Lively, entertaining reviews of, and essays on, old and newer films and everything relating to them, written by professional author William Schoell.

Thursday, April 28, 2016

THE CREEPING TERROR

Vic Savage
THE CREEPING TERROR (1964). Director: "A. J. Nelson" (Vic Savage).
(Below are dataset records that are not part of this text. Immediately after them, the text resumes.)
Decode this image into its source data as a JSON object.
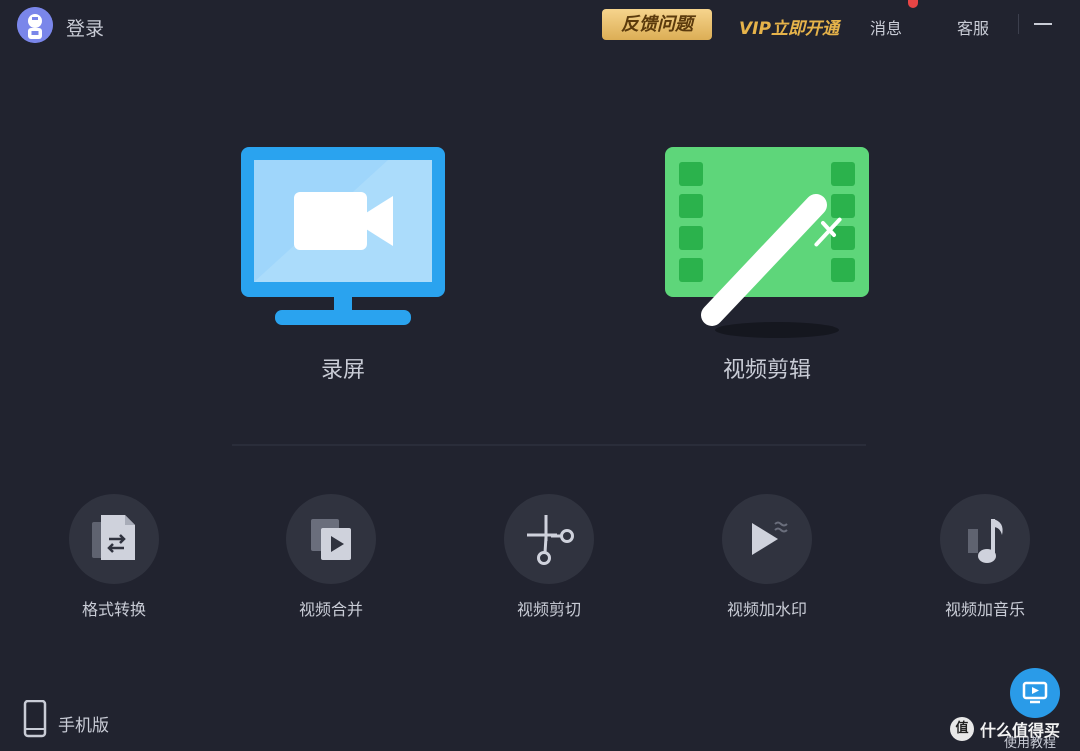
{
  "titlebar": {
    "login_label": "登录",
    "feedback_label": "反馈问题",
    "vip_label": "VIP立即开通",
    "message_label": "消息",
    "service_label": "客服"
  },
  "main_features": [
    {
      "label": "录屏",
      "icon": "screen-record-icon",
      "color": "#2aa3ef"
    },
    {
      "label": "视频剪辑",
      "icon": "video-edit-icon",
      "color": "#5ed67a"
    }
  ],
  "tools": [
    {
      "label": "格式转换",
      "icon": "format-convert-icon"
    },
    {
      "label": "视频合并",
      "icon": "video-merge-icon"
    },
    {
      "label": "视频剪切",
      "icon": "scissors-icon"
    },
    {
      "label": "视频加水印",
      "icon": "watermark-icon"
    },
    {
      "label": "视频加音乐",
      "icon": "music-note-icon"
    }
  ],
  "footer": {
    "mobile_label": "手机版",
    "tutorial_label": "使用教程"
  },
  "watermark": {
    "circle_text": "值",
    "text": "什么值得买"
  },
  "colors": {
    "background": "#21232f",
    "text": "#c9ccd6",
    "feedback_gold": "#e6b34a",
    "record_blue": "#2aa3ef",
    "edit_green": "#5ed67a",
    "tutorial_blue": "#2a9be8",
    "notification_red": "#e84545"
  }
}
Sheriff Martin Gordon (Vic Savage, who also directed) discovers that a spaceship containing two very weird creatures has landed in his figurative backyard. One of these creatures, who resembles a shambling carpet with vacuum hoses on top, shuffles around devouring people whole, victims who never seem  to have the common sense to just run away from the slow-moving alien.  Martin and his wife, Brett (Shannon O'Neil) are newlyweds who would rather be spending their time alone but Martin and his deputy Barney (Brendon Boone), as well as Dr. Bradford (William Thourlby) and Colonel Caldwell (John Caresio), must investigate all of the disappearances. The creature attacks a dance at a gymnasium and seems to consume virtually all of the souls there (at least the film might have suggested the victims were hypnotized). There is some minor suspense at the end when the protagonists try to stop the alien ship's computer from broadcasting info about earthlings and their weaknesses back to the home planet. Much of the soundtrack to The Creeping Terror was lost, which is why the movie is practically narrated. It's by no means a good movie, but it has a workable plot and might have amounted to something had it been directed by Roger Corman. Savage and the making of the film were examined in the docudrama The Creep Behind the Camera. Some of the actors in Terror actually went on to have decent careers.

Verdict: Oy vey! *1/2.        
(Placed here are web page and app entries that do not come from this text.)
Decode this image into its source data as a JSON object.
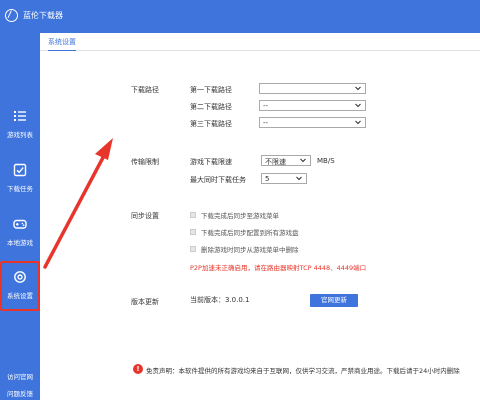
{
  "app": {
    "title": "蓝伦下载器"
  },
  "sidebar": {
    "items": [
      {
        "label": "游戏列表",
        "icon": "list-icon"
      },
      {
        "label": "下载任务",
        "icon": "checkbox-icon"
      },
      {
        "label": "本地游戏",
        "icon": "gamepad-icon"
      },
      {
        "label": "系统设置",
        "icon": "gear-icon",
        "active": true
      }
    ],
    "footer": {
      "website": "访问官网",
      "feedback": "问题反馈"
    }
  },
  "tabs": {
    "active": "系统设置"
  },
  "download_path": {
    "section": "下载路径",
    "rows": [
      {
        "label": "第一下载路径",
        "value": ""
      },
      {
        "label": "第二下载路径",
        "value": "--"
      },
      {
        "label": "第三下载路径",
        "value": "--"
      }
    ]
  },
  "transfer": {
    "section": "传输限制",
    "speed_label": "游戏下载限速",
    "speed_value": "不限速",
    "speed_unit": "MB/S",
    "max_label": "最大同时下载任务",
    "max_value": "5"
  },
  "sync": {
    "section": "同步设置",
    "options": [
      "下载完成后同步至游戏菜单",
      "下载完成后同步配置到所有游戏盘",
      "删除游戏时同步从游戏菜单中删除"
    ],
    "note": "P2P加速未正确启用，请在路由器映射TCP 4448、4449端口"
  },
  "version": {
    "section": "版本更新",
    "current": "当前版本：3.0.0.1",
    "update_button": "官网更新"
  },
  "disclaimer": {
    "icon": "!",
    "text": "免责声明：本软件提供的所有游戏均来自于互联网，仅供学习交流，严禁商业用途。下载后请于24小时内删除"
  },
  "colors": {
    "brand": "#3e74dc",
    "alert": "#e8352b"
  }
}
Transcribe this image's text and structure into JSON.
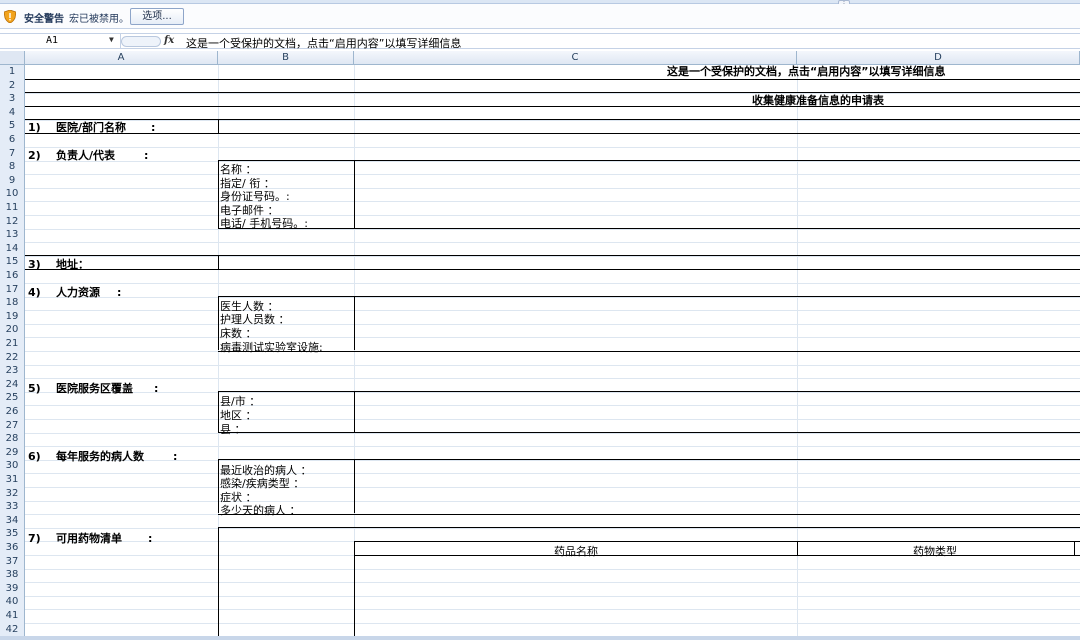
{
  "message_bar": {
    "title": "安全警告",
    "text": "宏已被禁用。",
    "options_button": "选项..."
  },
  "formula_bar": {
    "name_box": "A1",
    "fx": "fx",
    "content": "这是一个受保护的文档，点击“启用内容”以填写详细信息"
  },
  "columns": [
    "A",
    "B",
    "C",
    "D"
  ],
  "rows": [
    "1",
    "2",
    "3",
    "4",
    "5",
    "6",
    "7",
    "8",
    "9",
    "10",
    "11",
    "12",
    "13",
    "14",
    "15",
    "16",
    "17",
    "18",
    "19",
    "20",
    "21",
    "22",
    "23",
    "24",
    "25",
    "26",
    "27",
    "28",
    "29",
    "30",
    "31",
    "32",
    "33",
    "34",
    "35",
    "36",
    "37",
    "38",
    "39",
    "40",
    "41",
    "42"
  ],
  "sheet": {
    "notice": "这是一个受保护的文档，点击“启用内容”以填写详细信息",
    "form_title": "收集健康准备信息的申请表",
    "sections": [
      {
        "num": "1)",
        "label": "医院/部门名称",
        "colon": ":"
      },
      {
        "num": "2)",
        "label": "负责人/代表",
        "colon": ":"
      },
      {
        "num": "3)",
        "label": "地址：",
        "colon": ""
      },
      {
        "num": "4)",
        "label": "人力资源",
        "colon": ":"
      },
      {
        "num": "5)",
        "label": "医院服务区覆盖",
        "colon": ":"
      },
      {
        "num": "6)",
        "label": "每年服务的病人数",
        "colon": ":"
      },
      {
        "num": "7)",
        "label": "可用药物清单",
        "colon": ":"
      }
    ],
    "rep_fields": [
      "名称 ：",
      "指定/ 衔 ：",
      "身份证号码。:",
      "电子邮件  ：",
      "电话/ 手机号码。:"
    ],
    "hr_fields": [
      "医生人数  ：",
      "护理人员数  ：",
      "床数 ：",
      "病毒测试实验室设施:"
    ],
    "area_fields": [
      "县/市 ：",
      "地区 ：",
      "县 ："
    ],
    "patient_fields": [
      "最近收治的病人 ：",
      "感染/疾病类型 ：",
      "症状 ：",
      "多少天的病人 ："
    ],
    "drug_table": {
      "col1": "药品名称",
      "col2": "药物类型"
    }
  }
}
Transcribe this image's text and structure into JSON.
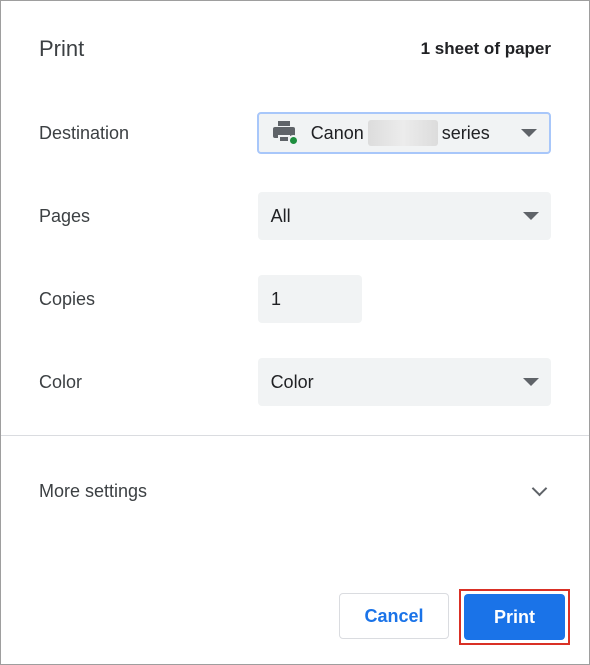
{
  "header": {
    "title": "Print",
    "sheet_count": "1 sheet of paper"
  },
  "destination": {
    "label": "Destination",
    "printer_name_prefix": "Canon",
    "printer_name_suffix": "series",
    "icon": "printer-online-icon"
  },
  "pages": {
    "label": "Pages",
    "value": "All"
  },
  "copies": {
    "label": "Copies",
    "value": "1"
  },
  "color": {
    "label": "Color",
    "value": "Color"
  },
  "more_settings": {
    "label": "More settings",
    "icon": "chevron-down-icon"
  },
  "buttons": {
    "cancel": "Cancel",
    "print": "Print"
  },
  "colors": {
    "accent": "#1a73e8",
    "highlight": "#d93025",
    "status_online": "#1e8e3e"
  }
}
2 comments:

Neil A Russell said...

This is the movie that just about ruined me for science fiction films.
I saw it when I was about 7 years old and couldn't believe something that incoherent could be made and shown to an unsuspecting public.
Of course in my kid brain I didn't realize there was such a thing as a really bad independent film.
Up to this point the worst things I had seen were some of Bert Gordon's masterpieces, but then at age 6 through 8 the kind of effects that Gordon considered passable were just fine with me.
I was yet to discover Ed Wood or Herschel G Lewis and pretty much equated the quality of big bug and space monster movies with releases from Warners or Universal.
I revisited "Creeping Terror" and it's fetish driven carpet monster a few years ago when I heard news that the story of the making of CT was in the offing (headed to your review of that momentarily) and while it's just as weird as it ever was, but in a straight-line monster movie way, it's more acceptable considering how many other projects start out with good intentions and never make it to the final cut.
I've even thought there was an opening for a sequel that could be done well and even trade on the crappy original.
Although I think I'd not have the wood frame, drain hose, and rug monster except for the setup!

William said...

Sad to say, I have seen worse movies than "Creeping Terror," and maybe if Bert Gordon had made the film, while it wouldn't have been a masterpiece, it might have made for a better picture. I can't see even Gordon using such a silly monster, the grasshoppers of "Beginning of the End" notwithstanding. I love the way the victims just stand there and get eaten, or simply shove themselves into the monster's maw.

I'm surprised there hasn't been a campy sequel to this. There was even a sequel to (the far better) "Killer Shrews!"

Thanks for your very interesting comments, Neil!